**AIM OF THE TASK:** Each of the entries should be retyped precisely as it appears.

**DATA FOR THIS EXERCISE:**
● ● ● ● ● ● ●

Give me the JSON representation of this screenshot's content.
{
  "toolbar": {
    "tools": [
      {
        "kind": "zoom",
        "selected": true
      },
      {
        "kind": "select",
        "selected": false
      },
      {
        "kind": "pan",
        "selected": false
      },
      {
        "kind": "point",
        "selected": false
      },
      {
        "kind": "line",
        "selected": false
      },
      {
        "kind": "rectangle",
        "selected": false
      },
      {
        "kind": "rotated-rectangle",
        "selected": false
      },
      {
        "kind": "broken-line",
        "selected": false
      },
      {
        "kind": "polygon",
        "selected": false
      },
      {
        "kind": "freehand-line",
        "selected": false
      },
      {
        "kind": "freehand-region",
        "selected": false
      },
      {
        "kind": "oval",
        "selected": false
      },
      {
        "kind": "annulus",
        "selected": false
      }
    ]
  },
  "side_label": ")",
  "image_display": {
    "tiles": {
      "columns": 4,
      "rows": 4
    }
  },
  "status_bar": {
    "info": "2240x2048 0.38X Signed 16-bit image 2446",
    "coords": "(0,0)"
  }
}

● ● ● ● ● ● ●

**REPLY TO THE EXERCISE:**
Give me the JSON representation of this screenshot's content.
{
  "toolbar": {
    "tools": [
      {
        "kind": "zoom",
        "selected": true
      },
      {
        "kind": "select",
        "selected": false
      },
      {
        "kind": "pan",
        "selected": false
      },
      {
        "kind": "point",
        "selected": false
      },
      {
        "kind": "line",
        "selected": false
      },
      {
        "kind": "rectangle",
        "selected": false
      },
      {
        "kind": "rotated-rectangle",
        "selected": false
      },
      {
        "kind": "broken-line",
        "selected": false
      },
      {
        "kind": "polygon",
        "selected": false
      },
      {
        "kind": "freehand-line",
        "selected": false
      },
      {
        "kind": "freehand-region",
        "selected": false
      },
      {
        "kind": "oval",
        "selected": false
      },
      {
        "kind": "annulus",
        "selected": false
      }
    ]
  },
  "side_label": ")",
  "image_display": {
    "tiles": {
      "columns": 4,
      "rows": 4
    }
  },
  "status_bar": {
    "info": "2240x2048 0.38X Signed 16-bit image 2446",
    "coords": "(0,0)"
  }
}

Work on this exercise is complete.